*** SUPPLIED DATA Section Begins ***
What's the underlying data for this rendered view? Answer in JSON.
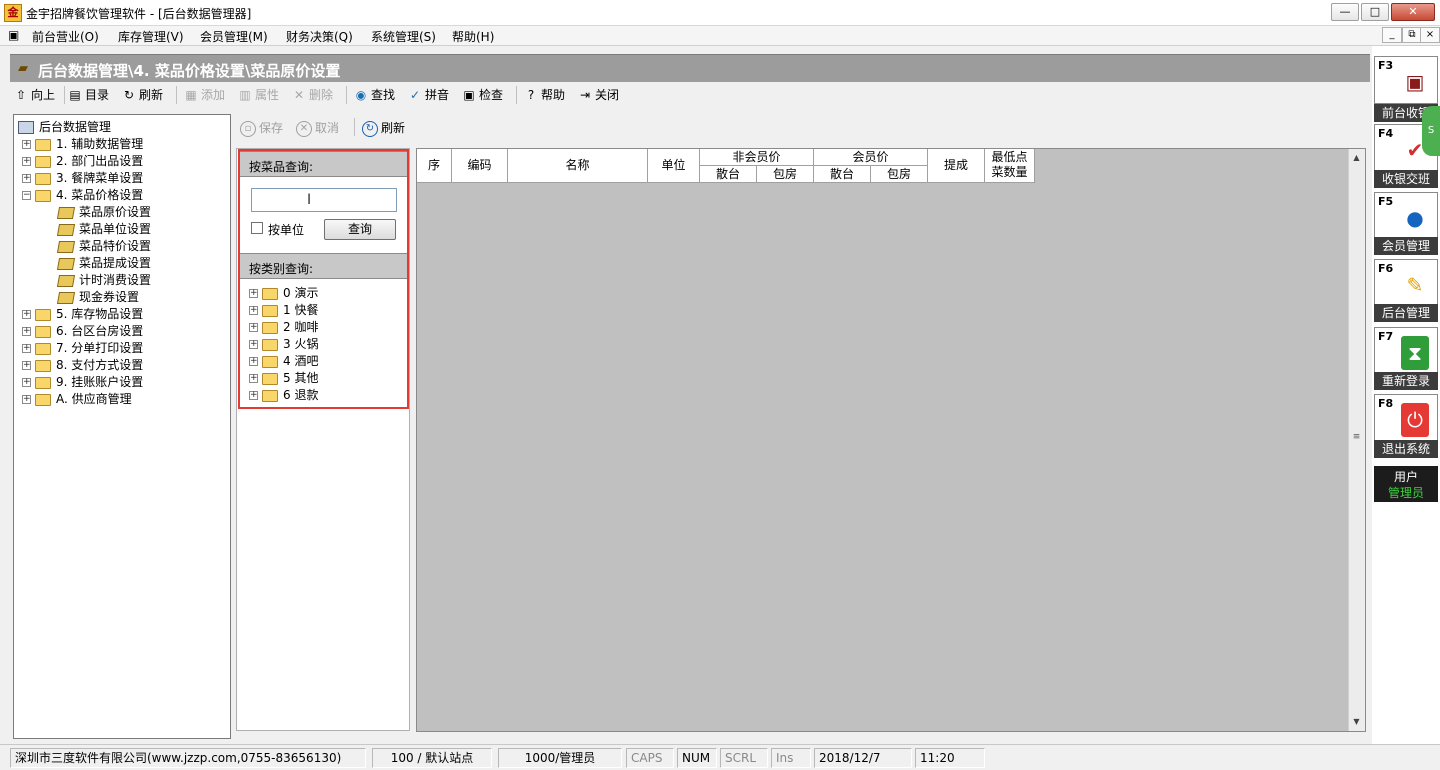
{
  "window": {
    "title": "金宇招牌餐饮管理软件 - [后台数据管理器]",
    "min_label": "—",
    "max_label": "□",
    "close_label": "✕"
  },
  "menu": {
    "items": [
      "前台营业(O)",
      "库存管理(V)",
      "会员管理(M)",
      "财务决策(Q)",
      "系统管理(S)",
      "帮助(H)"
    ]
  },
  "mdi": {
    "min": "_",
    "restore": "⧉",
    "close": "×"
  },
  "header": {
    "path": "后台数据管理\\4. 菜品价格设置\\菜品原价设置"
  },
  "toolbar": {
    "up": "向上",
    "catalog": "目录",
    "refresh": "刷新",
    "add": "添加",
    "props": "属性",
    "delete": "删除",
    "find": "查找",
    "pinyin": "拼音",
    "check": "检查",
    "help": "帮助",
    "close": "关闭"
  },
  "tree": {
    "root": "后台数据管理",
    "items": [
      {
        "label": "1. 辅助数据管理"
      },
      {
        "label": "2. 部门出品设置"
      },
      {
        "label": "3. 餐牌菜单设置"
      },
      {
        "label": "4. 菜品价格设置"
      },
      {
        "label": "5. 库存物品设置"
      },
      {
        "label": "6. 台区台房设置"
      },
      {
        "label": "7. 分单打印设置"
      },
      {
        "label": "8. 支付方式设置"
      },
      {
        "label": "9. 挂账账户设置"
      },
      {
        "label": "A. 供应商管理"
      }
    ],
    "children": [
      "菜品原价设置",
      "菜品单位设置",
      "菜品特价设置",
      "菜品提成设置",
      "计时消费设置",
      "现金券设置"
    ]
  },
  "subtoolbar": {
    "save": "保存",
    "cancel": "取消",
    "refresh": "刷新"
  },
  "query": {
    "by_dish_title": "按菜品查询:",
    "input_value": "",
    "by_unit_label": "按单位",
    "query_button": "查询",
    "by_category_title": "按类别查询:",
    "categories": [
      "0 演示",
      "1 快餐",
      "2 咖啡",
      "3 火锅",
      "4 酒吧",
      "5 其他",
      "6 退款"
    ]
  },
  "grid": {
    "col_seq": "序",
    "col_code": "编码",
    "col_name": "名称",
    "col_unit": "单位",
    "group_nonmember": "非会员价",
    "group_member": "会员价",
    "sub_hall": "散台",
    "sub_room": "包房",
    "col_commission": "提成",
    "col_min_line1": "最低点",
    "col_min_line2": "菜数量"
  },
  "shortcuts": [
    {
      "key": "F3",
      "label": "前台收银",
      "icon": "cashier-icon",
      "color": "#8b1a1a"
    },
    {
      "key": "F4",
      "label": "收银交班",
      "icon": "clipboard-icon",
      "color": "#d32f2f"
    },
    {
      "key": "F5",
      "label": "会员管理",
      "icon": "members-icon",
      "color": "#1565c0"
    },
    {
      "key": "F6",
      "label": "后台管理",
      "icon": "tools-icon",
      "color": "#e0a000"
    },
    {
      "key": "F7",
      "label": "重新登录",
      "icon": "hourglass-icon",
      "color": "#2e9d3a"
    },
    {
      "key": "F8",
      "label": "退出系统",
      "icon": "power-icon",
      "color": "#e53935"
    }
  ],
  "user": {
    "label": "用户",
    "name": "管理员"
  },
  "statusbar": {
    "company": "深圳市三度软件有限公司(www.jzzp.com,0755-83656130)",
    "station": "100 / 默认站点",
    "operator": "1000/管理员",
    "caps": "CAPS",
    "num": "NUM",
    "scrl": "SCRL",
    "ins": "Ins",
    "date": "2018/12/7",
    "time": "11:20"
  }
}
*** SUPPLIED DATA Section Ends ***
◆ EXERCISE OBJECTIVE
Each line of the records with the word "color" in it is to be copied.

◆ ANSWER FOR THIS EXERCISE
      "color": "#8b1a1a"
      "color": "#d32f2f"
      "color": "#1565c0"
      "color": "#e0a000"
      "color": "#2e9d3a"
      "color": "#e53935"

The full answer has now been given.